No link found between exposure to air pollution in pregnancy and ADHD in new study

A new study has found that a woman’s exposure to air pollution during pregnancy may not increase her child’s risk of ADHD.

BARCELONA: Led by the Barcelona Institute for Global Health (ISGlobal), the study looked at data from 29,127 children between the ages of 3 and 10 living in Germany, Denmark, France, Italy, the Netherlands, Sweden, and Spain.

The researchers estimated the mothers’ exposures to nitrogen oxides (NOx) and particulate matter (PM10 and PM2.5) throughout pregnancy at their home address and assessed the children’s ADHD symptoms using questionnaires completed by parents and/or teachers.
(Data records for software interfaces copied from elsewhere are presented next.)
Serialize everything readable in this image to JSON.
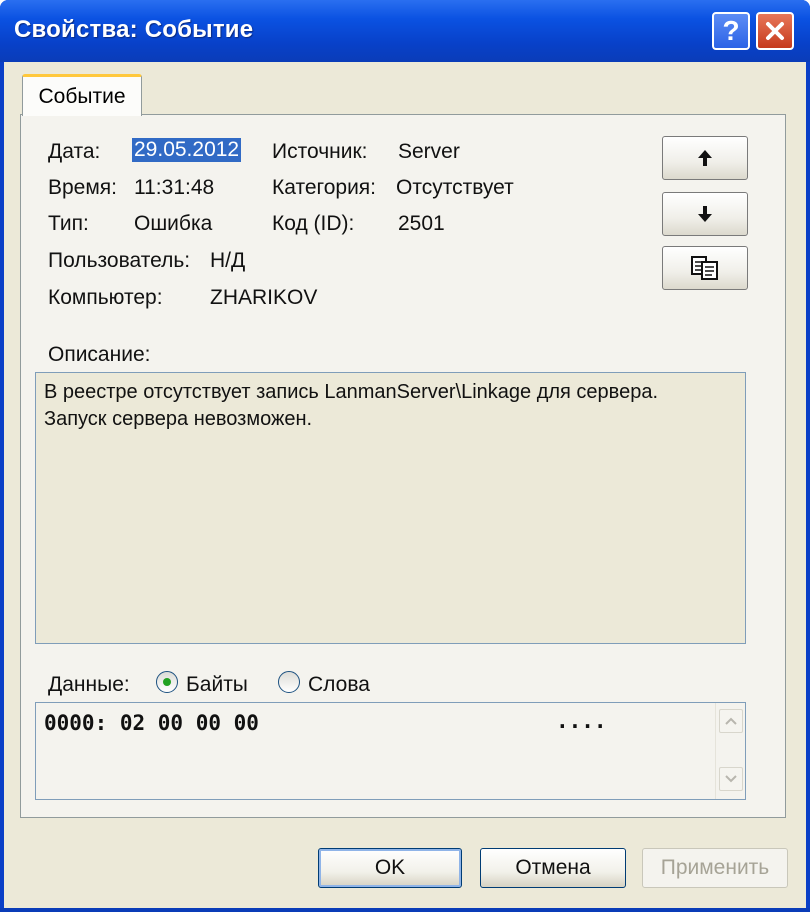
{
  "window": {
    "title": "Свойства: Событие",
    "help_label": "?",
    "close_label": "×"
  },
  "tab": {
    "label": "Событие"
  },
  "fields": {
    "date_label": "Дата:",
    "date_value": "29.05.2012",
    "time_label": "Время:",
    "time_value": "11:31:48",
    "type_label": "Тип:",
    "type_value": "Ошибка",
    "user_label": "Пользователь:",
    "user_value": "Н/Д",
    "computer_label": "Компьютер:",
    "computer_value": "ZHARIKOV",
    "source_label": "Источник:",
    "source_value": "Server",
    "category_label": "Категория:",
    "category_value": "Отсутствует",
    "id_label": "Код (ID):",
    "id_value": "2501"
  },
  "side_buttons": {
    "up_icon": "arrow-up-icon",
    "down_icon": "arrow-down-icon",
    "copy_icon": "copy-icon"
  },
  "description": {
    "label": "Описание:",
    "line1": "В реестре отсутствует запись LanmanServer\\Linkage для сервера.",
    "line2": "Запуск сервера невозможен."
  },
  "data_section": {
    "label": "Данные:",
    "radio_bytes": "Байты",
    "radio_words": "Слова",
    "selected": "Байты",
    "line": "0000: 02 00 00 00",
    "ascii": "...."
  },
  "buttons": {
    "ok": "OK",
    "cancel": "Отмена",
    "apply": "Применить"
  },
  "colors": {
    "titlebar": "#0b52e2",
    "selection": "#316ac5",
    "radio_dot": "#21a121",
    "tab_accent": "#ffc83c"
  }
}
The team classified a total of 2,801 children as having ADHD symptoms within the borderline/clinical range and 1,590 within the clinical range.

However, they found no evidence of a link between exposure to air pollution during pregnancy and a higher risk of ADHD symptoms within either the borderline or clinical range.

Although previous research has suggested that prenatal exposure to air pollution may affect brain development and increase attention-deficit/ hyperactivity disorder (ADHD) symptoms in children, the findings so far have been inconsistent.

“Given the conclusions of this study and the inconsistent findings of previous studies, we hypothesize that exposure to air pollution might not increase the risk of ADHD in children in the general population,” said ISGlobal researcher Mònica Guxens, who coordinated the study.

“However, we believe that exposure to air pollution could have harmful effects on neuropsychological development, especially in genetically susceptible children.”

With a worldwide prevalence of 5%, ADHD is the most common childhood behavioral disorder. Symptoms include inattention, hyperactivity and/or impulsivity which can interfere with a child’s development and academic performance.

It has previously been shown that ADHD is the result of complex interactions between genetic background — heritability is approximately 75% — and environmental and factors.

The results can be found published online in the journal Epidemiology.